“This is no revolution coming over night, this is an evolution,” Martin Daum told journalists on a conference call.
When asked what consequences European Union CO2 emission reduction targets would have for Daimler Trucks’ German powertrain plants, Daum said they would have thousands fewer workers by 2033.
Daum would not say precisely how many jobs would be affected, but Daimler Trucks’ powertrain plants in Germany currently employ around 14,000 people.
“But this is no catastrophe,” Daum said. “We can use demographic changes and voluntary (severance) agreements. We will have no forced layoffs.”
It’s unclear if this one will make it to the U.S., though it will definitely be a thing in Europe, because emissions regulations there are such that automakers have all-of-the-sudden discovered how to make EVs and PHEVs.
From Automotive News:
The new Mercedes-Benz C-Class sedan will have a plug-in hybrid version that can be driven in electric-only mode twice as far as its predecessor, thanks in part to a more powerful battery.
The estimated range of 100 km (62 miles) makes the C-Class the third plug-in hybrid from Mercedes to hit the triple-digit mark after the GLE crossover and S-Class sedan.

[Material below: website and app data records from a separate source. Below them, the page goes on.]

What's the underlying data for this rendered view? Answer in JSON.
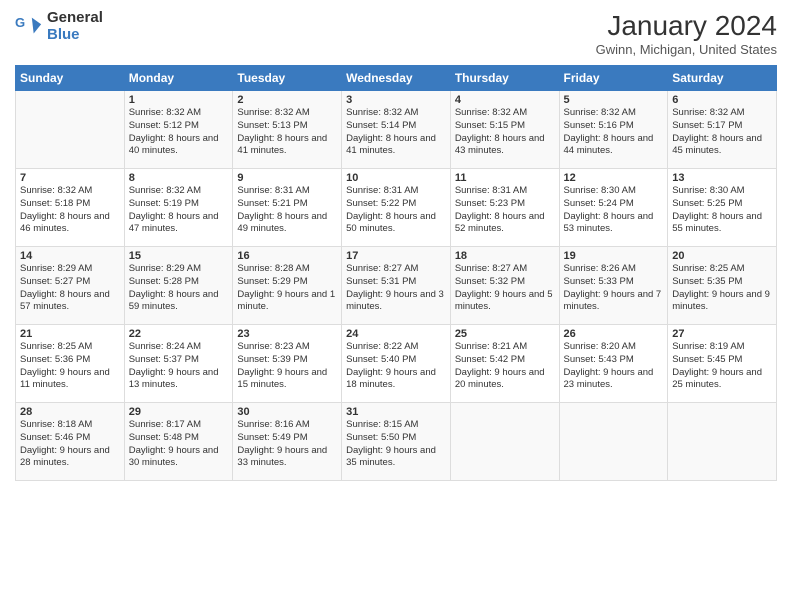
{
  "logo": {
    "line1": "General",
    "line2": "Blue"
  },
  "title": "January 2024",
  "subtitle": "Gwinn, Michigan, United States",
  "days_of_week": [
    "Sunday",
    "Monday",
    "Tuesday",
    "Wednesday",
    "Thursday",
    "Friday",
    "Saturday"
  ],
  "weeks": [
    [
      {
        "day": "",
        "sunrise": "",
        "sunset": "",
        "daylight": ""
      },
      {
        "day": "1",
        "sunrise": "Sunrise: 8:32 AM",
        "sunset": "Sunset: 5:12 PM",
        "daylight": "Daylight: 8 hours and 40 minutes."
      },
      {
        "day": "2",
        "sunrise": "Sunrise: 8:32 AM",
        "sunset": "Sunset: 5:13 PM",
        "daylight": "Daylight: 8 hours and 41 minutes."
      },
      {
        "day": "3",
        "sunrise": "Sunrise: 8:32 AM",
        "sunset": "Sunset: 5:14 PM",
        "daylight": "Daylight: 8 hours and 41 minutes."
      },
      {
        "day": "4",
        "sunrise": "Sunrise: 8:32 AM",
        "sunset": "Sunset: 5:15 PM",
        "daylight": "Daylight: 8 hours and 43 minutes."
      },
      {
        "day": "5",
        "sunrise": "Sunrise: 8:32 AM",
        "sunset": "Sunset: 5:16 PM",
        "daylight": "Daylight: 8 hours and 44 minutes."
      },
      {
        "day": "6",
        "sunrise": "Sunrise: 8:32 AM",
        "sunset": "Sunset: 5:17 PM",
        "daylight": "Daylight: 8 hours and 45 minutes."
      }
    ],
    [
      {
        "day": "7",
        "sunrise": "Sunrise: 8:32 AM",
        "sunset": "Sunset: 5:18 PM",
        "daylight": "Daylight: 8 hours and 46 minutes."
      },
      {
        "day": "8",
        "sunrise": "Sunrise: 8:32 AM",
        "sunset": "Sunset: 5:19 PM",
        "daylight": "Daylight: 8 hours and 47 minutes."
      },
      {
        "day": "9",
        "sunrise": "Sunrise: 8:31 AM",
        "sunset": "Sunset: 5:21 PM",
        "daylight": "Daylight: 8 hours and 49 minutes."
      },
      {
        "day": "10",
        "sunrise": "Sunrise: 8:31 AM",
        "sunset": "Sunset: 5:22 PM",
        "daylight": "Daylight: 8 hours and 50 minutes."
      },
      {
        "day": "11",
        "sunrise": "Sunrise: 8:31 AM",
        "sunset": "Sunset: 5:23 PM",
        "daylight": "Daylight: 8 hours and 52 minutes."
      },
      {
        "day": "12",
        "sunrise": "Sunrise: 8:30 AM",
        "sunset": "Sunset: 5:24 PM",
        "daylight": "Daylight: 8 hours and 53 minutes."
      },
      {
        "day": "13",
        "sunrise": "Sunrise: 8:30 AM",
        "sunset": "Sunset: 5:25 PM",
        "daylight": "Daylight: 8 hours and 55 minutes."
      }
    ],
    [
      {
        "day": "14",
        "sunrise": "Sunrise: 8:29 AM",
        "sunset": "Sunset: 5:27 PM",
        "daylight": "Daylight: 8 hours and 57 minutes."
      },
      {
        "day": "15",
        "sunrise": "Sunrise: 8:29 AM",
        "sunset": "Sunset: 5:28 PM",
        "daylight": "Daylight: 8 hours and 59 minutes."
      },
      {
        "day": "16",
        "sunrise": "Sunrise: 8:28 AM",
        "sunset": "Sunset: 5:29 PM",
        "daylight": "Daylight: 9 hours and 1 minute."
      },
      {
        "day": "17",
        "sunrise": "Sunrise: 8:27 AM",
        "sunset": "Sunset: 5:31 PM",
        "daylight": "Daylight: 9 hours and 3 minutes."
      },
      {
        "day": "18",
        "sunrise": "Sunrise: 8:27 AM",
        "sunset": "Sunset: 5:32 PM",
        "daylight": "Daylight: 9 hours and 5 minutes."
      },
      {
        "day": "19",
        "sunrise": "Sunrise: 8:26 AM",
        "sunset": "Sunset: 5:33 PM",
        "daylight": "Daylight: 9 hours and 7 minutes."
      },
      {
        "day": "20",
        "sunrise": "Sunrise: 8:25 AM",
        "sunset": "Sunset: 5:35 PM",
        "daylight": "Daylight: 9 hours and 9 minutes."
      }
    ],
    [
      {
        "day": "21",
        "sunrise": "Sunrise: 8:25 AM",
        "sunset": "Sunset: 5:36 PM",
        "daylight": "Daylight: 9 hours and 11 minutes."
      },
      {
        "day": "22",
        "sunrise": "Sunrise: 8:24 AM",
        "sunset": "Sunset: 5:37 PM",
        "daylight": "Daylight: 9 hours and 13 minutes."
      },
      {
        "day": "23",
        "sunrise": "Sunrise: 8:23 AM",
        "sunset": "Sunset: 5:39 PM",
        "daylight": "Daylight: 9 hours and 15 minutes."
      },
      {
        "day": "24",
        "sunrise": "Sunrise: 8:22 AM",
        "sunset": "Sunset: 5:40 PM",
        "daylight": "Daylight: 9 hours and 18 minutes."
      },
      {
        "day": "25",
        "sunrise": "Sunrise: 8:21 AM",
        "sunset": "Sunset: 5:42 PM",
        "daylight": "Daylight: 9 hours and 20 minutes."
      },
      {
        "day": "26",
        "sunrise": "Sunrise: 8:20 AM",
        "sunset": "Sunset: 5:43 PM",
        "daylight": "Daylight: 9 hours and 23 minutes."
      },
      {
        "day": "27",
        "sunrise": "Sunrise: 8:19 AM",
        "sunset": "Sunset: 5:45 PM",
        "daylight": "Daylight: 9 hours and 25 minutes."
      }
    ],
    [
      {
        "day": "28",
        "sunrise": "Sunrise: 8:18 AM",
        "sunset": "Sunset: 5:46 PM",
        "daylight": "Daylight: 9 hours and 28 minutes."
      },
      {
        "day": "29",
        "sunrise": "Sunrise: 8:17 AM",
        "sunset": "Sunset: 5:48 PM",
        "daylight": "Daylight: 9 hours and 30 minutes."
      },
      {
        "day": "30",
        "sunrise": "Sunrise: 8:16 AM",
        "sunset": "Sunset: 5:49 PM",
        "daylight": "Daylight: 9 hours and 33 minutes."
      },
      {
        "day": "31",
        "sunrise": "Sunrise: 8:15 AM",
        "sunset": "Sunset: 5:50 PM",
        "daylight": "Daylight: 9 hours and 35 minutes."
      },
      {
        "day": "",
        "sunrise": "",
        "sunset": "",
        "daylight": ""
      },
      {
        "day": "",
        "sunrise": "",
        "sunset": "",
        "daylight": ""
      },
      {
        "day": "",
        "sunrise": "",
        "sunset": "",
        "daylight": ""
      }
    ]
  ]
}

Mercedes expects that many more customers will opt for the new C-Class plug-in hybrid than the current plug-in due to the much longer range.
“We will see a much, much larger share of plug-in hybrids in the future due to the very competitive package,” Dirk Fetzer, head of product management for the C-Class, said during a briefing with journalists.
One interesting thing that I’ll confess to not understanding completely: Auto News says that the 100 kilometer — or 62 mile — mark is important to achieve real gains thanks to how PHEVs are de facto used in Europe.
Environmental groups have been lobbying lawmakers to end what they claim is overly beneficial treatment of plug-in hybrids, because they produce anywhere from twice to three times their certified CO2 emissions.
This is because plug-in hybrids are popular with corporate customers, whose employees pay lower company car taxes, while management likes the generous subsidies and low certified CO2 emissions that look good on paper.
The incentives for users to regularly charge their vehicles, however, is often not sufficient because gasoline and diesel costs are typically paid by the company, while charging a plug-in hybrid’s battery at home is not.
As a result, a recent study conducted by the Fraunhofer ISI Institute said that plug-in hybrids must achieve a real range of about 100 km to ensure they are more frequently driven in electric mode.
Aston bet the farm on the DBX and it is ... sort of working out for them. That’s at least according to Aston Martin. You can read Aston’s 2020 full-year earnings press release here if you are into masochism. If not, Bloomberg has a summary:
Aston Martin will almost double production this year after working through inventory issues that have plagued the luxury automaker since its 2018 initial public offering.
The British company plans to make 6,000 vehicles this year, up from 3,394 in 2020, according to a statement on Thursday.
Aston Martin’s quarterly revenue and adjusted earnings beat estimates on strong demand for its DBX SUV.
The automaker is in the midst of a restructuring plan a year after it was bailed out by Canadian billionaire Lawrence Stroll.
After not having turned a profit since it went public in 2018, Stroll has set targets for Aston Martin to earn 500 million pounds ($706 million) on 2 billion pounds of revenue by 2025.
Here’s a story about Muhammad Ali’s Rolls-Royce.
Only two days now until I hit the road for points east. My mom has been sending me various advisory notes about avoiding closed roads and keeping a good enough stash of food and water and making sure my oxen don’t die and something about fording rivers.